-------- Supplied data

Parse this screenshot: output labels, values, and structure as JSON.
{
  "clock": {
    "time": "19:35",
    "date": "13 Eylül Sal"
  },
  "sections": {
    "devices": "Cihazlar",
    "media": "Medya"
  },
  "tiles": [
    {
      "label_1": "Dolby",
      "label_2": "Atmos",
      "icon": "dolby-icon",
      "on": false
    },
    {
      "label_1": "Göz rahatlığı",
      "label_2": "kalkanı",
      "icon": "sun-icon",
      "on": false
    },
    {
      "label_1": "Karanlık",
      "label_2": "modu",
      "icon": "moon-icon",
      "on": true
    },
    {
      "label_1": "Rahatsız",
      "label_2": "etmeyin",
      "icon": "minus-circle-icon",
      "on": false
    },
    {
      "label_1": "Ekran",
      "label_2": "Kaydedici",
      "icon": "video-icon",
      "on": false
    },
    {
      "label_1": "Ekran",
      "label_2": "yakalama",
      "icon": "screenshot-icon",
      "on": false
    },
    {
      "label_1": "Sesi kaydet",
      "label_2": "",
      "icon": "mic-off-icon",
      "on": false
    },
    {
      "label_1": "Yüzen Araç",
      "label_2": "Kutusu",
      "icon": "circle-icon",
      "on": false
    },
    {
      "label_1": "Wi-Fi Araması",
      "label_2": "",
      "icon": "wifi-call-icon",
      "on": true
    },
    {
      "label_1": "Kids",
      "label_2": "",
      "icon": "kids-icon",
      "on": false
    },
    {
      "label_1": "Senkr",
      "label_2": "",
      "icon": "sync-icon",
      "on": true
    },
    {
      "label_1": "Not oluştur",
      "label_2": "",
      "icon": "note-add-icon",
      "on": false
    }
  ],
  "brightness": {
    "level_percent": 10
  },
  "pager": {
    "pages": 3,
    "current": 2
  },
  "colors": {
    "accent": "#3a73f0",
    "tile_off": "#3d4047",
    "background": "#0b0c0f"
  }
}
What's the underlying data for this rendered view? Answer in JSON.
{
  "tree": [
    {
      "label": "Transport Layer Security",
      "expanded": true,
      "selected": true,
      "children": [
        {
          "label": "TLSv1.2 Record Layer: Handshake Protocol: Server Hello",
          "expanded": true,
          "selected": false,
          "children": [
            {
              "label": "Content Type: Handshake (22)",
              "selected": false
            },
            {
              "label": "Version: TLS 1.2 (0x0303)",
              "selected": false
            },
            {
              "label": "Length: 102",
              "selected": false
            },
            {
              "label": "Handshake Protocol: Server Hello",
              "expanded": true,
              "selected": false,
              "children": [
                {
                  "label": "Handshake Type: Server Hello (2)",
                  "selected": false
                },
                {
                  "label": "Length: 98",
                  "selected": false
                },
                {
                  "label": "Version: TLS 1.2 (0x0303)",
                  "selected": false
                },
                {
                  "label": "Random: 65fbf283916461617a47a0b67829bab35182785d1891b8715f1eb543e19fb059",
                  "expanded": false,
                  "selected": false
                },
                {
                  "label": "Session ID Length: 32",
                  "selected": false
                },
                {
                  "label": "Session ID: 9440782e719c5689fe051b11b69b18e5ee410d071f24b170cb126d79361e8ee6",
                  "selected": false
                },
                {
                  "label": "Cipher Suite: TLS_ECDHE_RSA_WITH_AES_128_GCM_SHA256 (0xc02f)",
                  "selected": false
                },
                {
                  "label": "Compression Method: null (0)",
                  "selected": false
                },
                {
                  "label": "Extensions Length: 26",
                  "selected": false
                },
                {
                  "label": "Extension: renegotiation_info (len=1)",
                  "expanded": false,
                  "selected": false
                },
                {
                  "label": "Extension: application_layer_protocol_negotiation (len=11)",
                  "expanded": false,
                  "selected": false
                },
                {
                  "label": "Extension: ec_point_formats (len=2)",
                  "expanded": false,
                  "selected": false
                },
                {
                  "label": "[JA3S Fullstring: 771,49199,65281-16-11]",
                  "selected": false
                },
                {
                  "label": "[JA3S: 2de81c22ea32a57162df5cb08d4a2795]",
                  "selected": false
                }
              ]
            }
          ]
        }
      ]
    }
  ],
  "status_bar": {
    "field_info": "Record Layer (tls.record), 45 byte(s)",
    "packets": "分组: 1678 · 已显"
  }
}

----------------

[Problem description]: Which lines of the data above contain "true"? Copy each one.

[Answer]:
      "on": true
      "on": true
      "on": true
      "expanded": true,
      "selected": true,
          "expanded": true,
              "expanded": true,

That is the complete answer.